__DATASET RECORDS__
_____

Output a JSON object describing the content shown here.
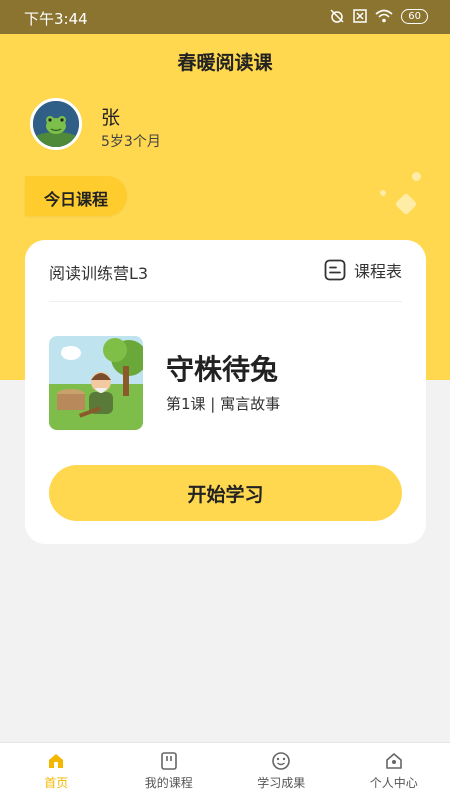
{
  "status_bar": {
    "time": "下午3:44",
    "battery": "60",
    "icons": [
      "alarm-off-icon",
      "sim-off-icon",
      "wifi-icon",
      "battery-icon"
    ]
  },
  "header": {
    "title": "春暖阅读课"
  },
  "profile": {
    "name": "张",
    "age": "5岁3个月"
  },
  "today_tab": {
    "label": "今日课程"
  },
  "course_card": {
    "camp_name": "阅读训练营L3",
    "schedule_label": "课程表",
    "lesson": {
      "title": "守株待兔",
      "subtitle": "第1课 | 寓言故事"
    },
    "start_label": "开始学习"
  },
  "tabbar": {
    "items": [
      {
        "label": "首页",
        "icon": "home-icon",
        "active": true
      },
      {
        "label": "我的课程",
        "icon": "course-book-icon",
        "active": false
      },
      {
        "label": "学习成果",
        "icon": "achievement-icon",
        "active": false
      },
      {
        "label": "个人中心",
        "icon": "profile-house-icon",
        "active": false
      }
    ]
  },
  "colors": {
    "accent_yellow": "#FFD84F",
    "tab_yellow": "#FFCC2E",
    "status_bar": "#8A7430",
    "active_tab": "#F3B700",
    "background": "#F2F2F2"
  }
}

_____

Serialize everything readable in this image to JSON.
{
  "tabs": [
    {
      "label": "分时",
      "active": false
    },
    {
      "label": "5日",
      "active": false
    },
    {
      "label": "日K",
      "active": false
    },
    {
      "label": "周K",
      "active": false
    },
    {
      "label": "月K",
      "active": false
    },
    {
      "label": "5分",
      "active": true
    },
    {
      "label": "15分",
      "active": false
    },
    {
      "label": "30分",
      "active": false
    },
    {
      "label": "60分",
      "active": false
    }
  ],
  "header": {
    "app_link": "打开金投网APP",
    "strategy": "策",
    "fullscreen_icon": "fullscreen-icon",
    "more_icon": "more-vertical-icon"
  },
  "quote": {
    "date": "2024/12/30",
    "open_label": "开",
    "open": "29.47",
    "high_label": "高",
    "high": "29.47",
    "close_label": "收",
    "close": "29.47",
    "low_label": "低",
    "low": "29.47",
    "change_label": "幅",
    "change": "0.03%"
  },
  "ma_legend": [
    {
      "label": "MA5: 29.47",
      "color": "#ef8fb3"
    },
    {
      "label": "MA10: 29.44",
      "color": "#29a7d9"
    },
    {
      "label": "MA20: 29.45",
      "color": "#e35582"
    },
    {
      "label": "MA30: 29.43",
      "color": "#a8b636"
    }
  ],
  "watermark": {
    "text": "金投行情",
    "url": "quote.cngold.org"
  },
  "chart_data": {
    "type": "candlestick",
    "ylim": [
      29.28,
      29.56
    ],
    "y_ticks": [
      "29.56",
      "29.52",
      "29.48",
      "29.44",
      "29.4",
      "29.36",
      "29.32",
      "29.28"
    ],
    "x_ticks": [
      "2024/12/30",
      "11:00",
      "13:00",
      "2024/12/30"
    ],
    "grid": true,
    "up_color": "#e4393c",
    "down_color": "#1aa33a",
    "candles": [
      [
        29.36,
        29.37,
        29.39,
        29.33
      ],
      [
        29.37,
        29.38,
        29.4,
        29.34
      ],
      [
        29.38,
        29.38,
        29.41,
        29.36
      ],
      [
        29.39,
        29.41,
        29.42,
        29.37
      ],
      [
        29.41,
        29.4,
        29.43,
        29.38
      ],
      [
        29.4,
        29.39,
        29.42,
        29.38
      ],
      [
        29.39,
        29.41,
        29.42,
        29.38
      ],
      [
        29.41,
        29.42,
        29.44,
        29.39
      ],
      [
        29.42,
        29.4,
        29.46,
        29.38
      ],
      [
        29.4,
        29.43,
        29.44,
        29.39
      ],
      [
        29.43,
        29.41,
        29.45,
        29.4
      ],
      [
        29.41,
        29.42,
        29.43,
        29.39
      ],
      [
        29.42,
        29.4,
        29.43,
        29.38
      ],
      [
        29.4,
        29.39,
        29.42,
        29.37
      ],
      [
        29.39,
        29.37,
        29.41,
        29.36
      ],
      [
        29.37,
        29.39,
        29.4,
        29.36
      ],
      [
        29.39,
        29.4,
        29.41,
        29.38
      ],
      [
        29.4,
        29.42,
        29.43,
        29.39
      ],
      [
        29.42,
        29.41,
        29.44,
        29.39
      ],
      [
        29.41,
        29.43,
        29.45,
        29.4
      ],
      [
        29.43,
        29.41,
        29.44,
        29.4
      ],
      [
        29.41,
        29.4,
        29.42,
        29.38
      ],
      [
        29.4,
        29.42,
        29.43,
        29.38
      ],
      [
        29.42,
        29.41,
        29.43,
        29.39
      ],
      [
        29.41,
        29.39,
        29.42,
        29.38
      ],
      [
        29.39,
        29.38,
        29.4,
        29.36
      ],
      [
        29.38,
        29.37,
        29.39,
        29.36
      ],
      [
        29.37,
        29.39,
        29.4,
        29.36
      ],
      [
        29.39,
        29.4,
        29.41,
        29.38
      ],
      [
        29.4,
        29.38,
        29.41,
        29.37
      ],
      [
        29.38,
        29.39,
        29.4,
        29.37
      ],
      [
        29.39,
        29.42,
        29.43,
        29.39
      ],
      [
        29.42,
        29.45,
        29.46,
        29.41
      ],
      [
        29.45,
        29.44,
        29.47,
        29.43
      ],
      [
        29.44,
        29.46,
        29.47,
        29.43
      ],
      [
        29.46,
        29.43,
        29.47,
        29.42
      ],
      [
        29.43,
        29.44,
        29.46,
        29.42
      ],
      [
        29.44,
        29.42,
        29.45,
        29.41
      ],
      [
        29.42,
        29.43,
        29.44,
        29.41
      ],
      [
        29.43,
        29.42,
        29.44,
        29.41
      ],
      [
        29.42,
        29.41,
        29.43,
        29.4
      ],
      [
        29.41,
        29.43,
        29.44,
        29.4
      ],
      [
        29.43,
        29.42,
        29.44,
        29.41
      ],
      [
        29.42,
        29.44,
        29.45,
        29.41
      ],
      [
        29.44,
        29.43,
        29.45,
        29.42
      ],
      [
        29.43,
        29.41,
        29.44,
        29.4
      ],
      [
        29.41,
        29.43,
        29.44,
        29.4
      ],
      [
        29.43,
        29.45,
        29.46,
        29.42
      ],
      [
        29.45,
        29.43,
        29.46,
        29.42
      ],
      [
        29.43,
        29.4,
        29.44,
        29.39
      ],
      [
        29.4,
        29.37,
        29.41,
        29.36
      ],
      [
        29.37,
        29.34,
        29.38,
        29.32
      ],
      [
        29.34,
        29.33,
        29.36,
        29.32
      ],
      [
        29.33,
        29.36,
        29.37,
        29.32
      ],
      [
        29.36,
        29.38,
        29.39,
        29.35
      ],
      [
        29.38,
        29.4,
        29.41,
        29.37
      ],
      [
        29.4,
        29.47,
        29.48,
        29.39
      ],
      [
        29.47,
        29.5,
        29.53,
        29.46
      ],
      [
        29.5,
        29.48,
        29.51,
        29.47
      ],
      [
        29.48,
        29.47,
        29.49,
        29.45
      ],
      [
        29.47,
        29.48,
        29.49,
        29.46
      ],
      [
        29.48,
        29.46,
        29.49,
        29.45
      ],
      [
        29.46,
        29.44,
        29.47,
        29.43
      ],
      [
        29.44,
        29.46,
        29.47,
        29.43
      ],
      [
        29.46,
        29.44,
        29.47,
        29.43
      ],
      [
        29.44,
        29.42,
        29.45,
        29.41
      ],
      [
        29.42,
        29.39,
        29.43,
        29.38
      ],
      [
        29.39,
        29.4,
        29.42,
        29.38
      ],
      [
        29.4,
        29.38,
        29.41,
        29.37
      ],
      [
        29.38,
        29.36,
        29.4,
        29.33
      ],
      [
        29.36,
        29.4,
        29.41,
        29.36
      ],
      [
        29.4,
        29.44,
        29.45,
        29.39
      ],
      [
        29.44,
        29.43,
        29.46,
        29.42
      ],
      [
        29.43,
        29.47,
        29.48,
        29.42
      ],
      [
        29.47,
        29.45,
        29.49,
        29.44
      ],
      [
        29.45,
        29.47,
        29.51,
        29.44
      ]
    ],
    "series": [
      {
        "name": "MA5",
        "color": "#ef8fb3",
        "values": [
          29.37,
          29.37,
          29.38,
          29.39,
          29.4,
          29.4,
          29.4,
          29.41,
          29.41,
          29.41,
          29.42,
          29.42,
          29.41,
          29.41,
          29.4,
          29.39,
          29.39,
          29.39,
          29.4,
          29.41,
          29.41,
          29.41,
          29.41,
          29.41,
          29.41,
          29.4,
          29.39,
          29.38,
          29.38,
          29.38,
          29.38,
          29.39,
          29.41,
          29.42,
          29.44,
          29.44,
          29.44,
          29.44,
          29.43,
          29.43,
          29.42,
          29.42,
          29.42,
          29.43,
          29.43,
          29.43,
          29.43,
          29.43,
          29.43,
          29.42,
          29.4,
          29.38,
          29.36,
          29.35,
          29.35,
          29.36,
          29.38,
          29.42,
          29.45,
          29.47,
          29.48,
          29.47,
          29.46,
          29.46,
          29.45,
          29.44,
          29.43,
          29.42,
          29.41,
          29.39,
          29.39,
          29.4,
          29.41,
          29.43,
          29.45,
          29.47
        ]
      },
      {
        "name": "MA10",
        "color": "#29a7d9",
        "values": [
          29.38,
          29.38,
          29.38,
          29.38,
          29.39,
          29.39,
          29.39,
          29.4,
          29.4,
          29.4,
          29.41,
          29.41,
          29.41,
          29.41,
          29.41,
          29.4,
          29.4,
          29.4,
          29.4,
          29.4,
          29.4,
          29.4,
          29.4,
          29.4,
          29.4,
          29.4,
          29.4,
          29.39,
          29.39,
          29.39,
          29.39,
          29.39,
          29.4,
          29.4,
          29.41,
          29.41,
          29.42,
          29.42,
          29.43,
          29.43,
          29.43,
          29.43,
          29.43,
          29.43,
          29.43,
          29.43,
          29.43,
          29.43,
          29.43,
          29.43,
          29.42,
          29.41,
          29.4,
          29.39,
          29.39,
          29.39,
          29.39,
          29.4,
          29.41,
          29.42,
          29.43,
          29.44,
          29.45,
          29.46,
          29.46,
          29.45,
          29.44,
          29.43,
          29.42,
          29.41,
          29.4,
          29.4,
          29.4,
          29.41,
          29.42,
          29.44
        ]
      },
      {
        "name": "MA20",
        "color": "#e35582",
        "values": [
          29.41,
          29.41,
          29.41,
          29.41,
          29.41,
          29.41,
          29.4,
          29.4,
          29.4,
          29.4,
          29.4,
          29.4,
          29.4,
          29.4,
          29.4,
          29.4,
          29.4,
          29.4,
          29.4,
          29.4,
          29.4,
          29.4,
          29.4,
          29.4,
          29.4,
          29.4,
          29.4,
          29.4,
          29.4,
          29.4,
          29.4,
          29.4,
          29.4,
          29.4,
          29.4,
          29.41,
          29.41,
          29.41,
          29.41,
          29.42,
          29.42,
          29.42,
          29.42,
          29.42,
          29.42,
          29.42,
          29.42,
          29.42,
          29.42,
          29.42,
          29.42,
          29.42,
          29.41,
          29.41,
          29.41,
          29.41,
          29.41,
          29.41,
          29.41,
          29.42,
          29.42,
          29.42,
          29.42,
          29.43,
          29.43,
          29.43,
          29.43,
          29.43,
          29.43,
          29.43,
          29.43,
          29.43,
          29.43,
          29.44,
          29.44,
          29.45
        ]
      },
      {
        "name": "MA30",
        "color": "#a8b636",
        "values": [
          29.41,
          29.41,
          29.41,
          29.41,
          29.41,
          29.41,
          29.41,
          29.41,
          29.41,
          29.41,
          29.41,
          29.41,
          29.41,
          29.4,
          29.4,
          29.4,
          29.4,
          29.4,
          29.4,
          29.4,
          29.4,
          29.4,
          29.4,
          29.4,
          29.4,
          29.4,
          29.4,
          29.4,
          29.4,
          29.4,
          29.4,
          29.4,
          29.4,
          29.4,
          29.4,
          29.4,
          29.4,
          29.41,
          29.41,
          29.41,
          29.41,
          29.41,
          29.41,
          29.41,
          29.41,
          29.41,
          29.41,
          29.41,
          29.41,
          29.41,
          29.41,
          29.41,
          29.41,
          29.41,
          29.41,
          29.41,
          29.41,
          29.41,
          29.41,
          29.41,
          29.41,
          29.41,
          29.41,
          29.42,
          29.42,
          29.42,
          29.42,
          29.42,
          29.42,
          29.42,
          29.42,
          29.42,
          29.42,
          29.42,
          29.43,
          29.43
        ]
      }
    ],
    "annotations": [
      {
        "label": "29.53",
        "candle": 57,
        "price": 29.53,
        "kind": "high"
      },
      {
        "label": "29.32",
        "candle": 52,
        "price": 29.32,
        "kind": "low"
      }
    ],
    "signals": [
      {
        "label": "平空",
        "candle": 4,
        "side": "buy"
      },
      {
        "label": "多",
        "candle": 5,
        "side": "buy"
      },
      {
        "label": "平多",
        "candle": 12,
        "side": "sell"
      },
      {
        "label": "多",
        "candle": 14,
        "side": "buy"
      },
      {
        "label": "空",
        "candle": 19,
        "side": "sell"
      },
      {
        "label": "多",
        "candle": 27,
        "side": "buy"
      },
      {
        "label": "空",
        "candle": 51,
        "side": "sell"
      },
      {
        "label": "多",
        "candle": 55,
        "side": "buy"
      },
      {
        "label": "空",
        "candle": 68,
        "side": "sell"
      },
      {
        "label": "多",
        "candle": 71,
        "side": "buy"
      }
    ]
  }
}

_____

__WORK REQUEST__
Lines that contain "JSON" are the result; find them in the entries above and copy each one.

__SOLUTION TO THIS EXERCISE__
Output a JSON object describing the content shown here.
Serialize everything readable in this image to JSON.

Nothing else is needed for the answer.